(Description of the task) Your answer should reproduce every line of the material in which the word "packed" occurs.

(Data records)
--- START ---
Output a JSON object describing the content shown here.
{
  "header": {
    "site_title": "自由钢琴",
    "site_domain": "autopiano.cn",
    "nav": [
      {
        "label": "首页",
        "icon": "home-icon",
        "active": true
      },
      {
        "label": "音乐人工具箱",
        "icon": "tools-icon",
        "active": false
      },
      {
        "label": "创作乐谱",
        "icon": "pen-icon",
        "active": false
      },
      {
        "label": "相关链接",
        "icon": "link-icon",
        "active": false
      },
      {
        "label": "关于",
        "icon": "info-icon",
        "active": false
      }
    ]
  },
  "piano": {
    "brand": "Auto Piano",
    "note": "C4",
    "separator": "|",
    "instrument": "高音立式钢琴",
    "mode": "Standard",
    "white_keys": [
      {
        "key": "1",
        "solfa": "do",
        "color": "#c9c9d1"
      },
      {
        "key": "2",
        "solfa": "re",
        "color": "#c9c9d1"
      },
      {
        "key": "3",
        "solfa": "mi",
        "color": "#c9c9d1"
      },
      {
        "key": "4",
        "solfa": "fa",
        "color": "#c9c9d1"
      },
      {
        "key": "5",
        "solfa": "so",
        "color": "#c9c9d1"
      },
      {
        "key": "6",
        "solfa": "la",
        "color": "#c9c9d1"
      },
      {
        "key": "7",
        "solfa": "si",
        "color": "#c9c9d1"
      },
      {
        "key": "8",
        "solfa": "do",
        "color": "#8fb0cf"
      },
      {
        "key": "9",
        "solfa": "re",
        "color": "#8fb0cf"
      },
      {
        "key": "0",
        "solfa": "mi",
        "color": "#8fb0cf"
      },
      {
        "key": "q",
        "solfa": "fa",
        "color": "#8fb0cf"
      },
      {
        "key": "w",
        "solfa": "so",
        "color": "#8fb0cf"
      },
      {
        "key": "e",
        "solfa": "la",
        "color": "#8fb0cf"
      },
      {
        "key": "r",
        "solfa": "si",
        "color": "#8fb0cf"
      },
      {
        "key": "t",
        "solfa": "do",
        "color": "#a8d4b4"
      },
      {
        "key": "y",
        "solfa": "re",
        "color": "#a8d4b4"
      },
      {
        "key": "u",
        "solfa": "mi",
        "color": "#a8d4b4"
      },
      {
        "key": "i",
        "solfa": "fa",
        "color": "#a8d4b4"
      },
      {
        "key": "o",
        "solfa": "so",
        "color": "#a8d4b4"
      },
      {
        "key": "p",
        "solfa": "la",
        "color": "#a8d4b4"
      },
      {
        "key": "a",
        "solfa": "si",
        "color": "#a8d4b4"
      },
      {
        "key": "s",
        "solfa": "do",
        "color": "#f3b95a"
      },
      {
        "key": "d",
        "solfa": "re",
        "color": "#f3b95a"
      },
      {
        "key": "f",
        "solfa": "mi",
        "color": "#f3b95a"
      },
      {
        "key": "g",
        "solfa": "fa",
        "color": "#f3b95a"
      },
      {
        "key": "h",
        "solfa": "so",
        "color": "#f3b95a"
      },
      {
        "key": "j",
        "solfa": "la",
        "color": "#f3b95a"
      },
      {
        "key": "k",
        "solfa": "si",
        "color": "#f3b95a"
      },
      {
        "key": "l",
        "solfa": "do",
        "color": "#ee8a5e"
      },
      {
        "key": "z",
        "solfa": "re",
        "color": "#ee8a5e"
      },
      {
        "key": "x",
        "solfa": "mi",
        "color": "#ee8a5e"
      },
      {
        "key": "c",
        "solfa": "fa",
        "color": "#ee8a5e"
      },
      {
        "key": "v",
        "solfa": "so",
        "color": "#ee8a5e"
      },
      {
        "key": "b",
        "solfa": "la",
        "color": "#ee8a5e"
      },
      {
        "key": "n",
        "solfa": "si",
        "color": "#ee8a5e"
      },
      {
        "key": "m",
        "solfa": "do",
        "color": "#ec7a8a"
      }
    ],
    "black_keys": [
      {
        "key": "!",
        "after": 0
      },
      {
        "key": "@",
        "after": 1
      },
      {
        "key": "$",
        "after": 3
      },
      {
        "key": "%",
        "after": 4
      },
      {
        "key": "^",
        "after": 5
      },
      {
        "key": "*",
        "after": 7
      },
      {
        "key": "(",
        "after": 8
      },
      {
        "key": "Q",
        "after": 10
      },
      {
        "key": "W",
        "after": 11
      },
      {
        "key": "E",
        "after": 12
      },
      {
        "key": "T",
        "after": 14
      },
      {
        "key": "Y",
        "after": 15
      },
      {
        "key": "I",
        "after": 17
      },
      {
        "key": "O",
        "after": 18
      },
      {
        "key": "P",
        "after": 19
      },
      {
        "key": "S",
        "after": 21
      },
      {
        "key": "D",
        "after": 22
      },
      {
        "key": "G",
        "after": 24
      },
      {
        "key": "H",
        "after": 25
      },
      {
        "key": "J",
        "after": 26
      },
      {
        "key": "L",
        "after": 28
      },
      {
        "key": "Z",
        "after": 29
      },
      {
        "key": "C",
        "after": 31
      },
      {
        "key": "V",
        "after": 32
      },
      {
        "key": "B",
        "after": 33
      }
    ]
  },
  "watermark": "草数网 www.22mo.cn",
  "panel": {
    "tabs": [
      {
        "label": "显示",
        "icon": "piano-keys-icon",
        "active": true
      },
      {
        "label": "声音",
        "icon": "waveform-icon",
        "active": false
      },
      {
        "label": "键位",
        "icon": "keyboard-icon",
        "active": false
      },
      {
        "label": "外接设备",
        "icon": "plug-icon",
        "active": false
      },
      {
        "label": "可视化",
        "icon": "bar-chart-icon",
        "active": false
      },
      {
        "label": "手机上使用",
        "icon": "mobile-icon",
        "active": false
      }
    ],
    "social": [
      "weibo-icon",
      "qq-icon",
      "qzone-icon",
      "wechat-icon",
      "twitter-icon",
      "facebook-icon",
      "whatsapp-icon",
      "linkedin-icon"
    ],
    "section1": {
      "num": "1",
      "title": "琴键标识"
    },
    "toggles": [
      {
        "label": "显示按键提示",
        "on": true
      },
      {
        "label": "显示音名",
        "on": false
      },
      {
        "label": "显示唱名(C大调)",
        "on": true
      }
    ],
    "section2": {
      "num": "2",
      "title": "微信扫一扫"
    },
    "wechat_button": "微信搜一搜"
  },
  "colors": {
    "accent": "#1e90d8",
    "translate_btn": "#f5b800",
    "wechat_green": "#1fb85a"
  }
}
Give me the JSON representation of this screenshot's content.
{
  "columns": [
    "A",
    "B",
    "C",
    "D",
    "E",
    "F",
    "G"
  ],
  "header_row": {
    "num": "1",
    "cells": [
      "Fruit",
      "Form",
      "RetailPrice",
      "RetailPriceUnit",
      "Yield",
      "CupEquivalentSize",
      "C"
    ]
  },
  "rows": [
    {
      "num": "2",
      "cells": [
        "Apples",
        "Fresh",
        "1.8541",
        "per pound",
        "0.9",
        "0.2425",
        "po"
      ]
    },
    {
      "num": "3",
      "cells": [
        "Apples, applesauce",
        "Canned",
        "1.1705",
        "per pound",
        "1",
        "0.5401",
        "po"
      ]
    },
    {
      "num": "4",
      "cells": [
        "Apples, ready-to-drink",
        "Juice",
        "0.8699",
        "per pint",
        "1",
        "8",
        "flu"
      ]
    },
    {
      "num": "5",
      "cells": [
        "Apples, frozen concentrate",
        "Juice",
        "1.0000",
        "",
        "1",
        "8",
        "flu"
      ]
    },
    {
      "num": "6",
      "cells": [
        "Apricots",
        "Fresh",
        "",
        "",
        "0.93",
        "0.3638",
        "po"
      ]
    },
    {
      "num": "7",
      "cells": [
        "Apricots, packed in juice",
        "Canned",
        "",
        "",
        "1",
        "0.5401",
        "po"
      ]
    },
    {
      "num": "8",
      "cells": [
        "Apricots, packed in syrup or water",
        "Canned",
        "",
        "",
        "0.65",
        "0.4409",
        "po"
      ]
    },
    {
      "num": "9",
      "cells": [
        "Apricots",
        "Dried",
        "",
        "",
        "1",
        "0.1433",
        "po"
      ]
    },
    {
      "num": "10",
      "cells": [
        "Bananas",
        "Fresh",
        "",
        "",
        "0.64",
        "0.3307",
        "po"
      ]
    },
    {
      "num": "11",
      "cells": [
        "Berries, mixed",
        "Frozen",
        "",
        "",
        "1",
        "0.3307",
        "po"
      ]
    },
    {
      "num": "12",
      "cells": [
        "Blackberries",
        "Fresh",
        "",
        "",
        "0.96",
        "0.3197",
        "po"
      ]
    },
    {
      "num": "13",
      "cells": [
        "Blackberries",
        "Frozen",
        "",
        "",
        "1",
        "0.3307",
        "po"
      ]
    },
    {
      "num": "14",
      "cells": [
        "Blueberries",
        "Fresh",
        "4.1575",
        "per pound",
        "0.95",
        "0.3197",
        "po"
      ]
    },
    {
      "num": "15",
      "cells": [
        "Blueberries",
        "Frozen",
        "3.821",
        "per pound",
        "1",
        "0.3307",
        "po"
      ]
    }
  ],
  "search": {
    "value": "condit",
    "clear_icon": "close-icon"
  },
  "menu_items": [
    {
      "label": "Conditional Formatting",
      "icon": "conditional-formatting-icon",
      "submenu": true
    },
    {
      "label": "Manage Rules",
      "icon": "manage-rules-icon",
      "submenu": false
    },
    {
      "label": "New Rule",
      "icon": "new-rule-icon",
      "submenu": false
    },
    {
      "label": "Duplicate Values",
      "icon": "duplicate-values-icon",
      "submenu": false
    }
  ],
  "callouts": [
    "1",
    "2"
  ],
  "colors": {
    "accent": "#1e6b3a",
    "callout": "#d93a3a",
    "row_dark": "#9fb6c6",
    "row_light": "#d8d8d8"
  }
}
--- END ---
(Exercise answer)
        "Apricots, packed in juice",
        "Apricots, packed in syrup or water",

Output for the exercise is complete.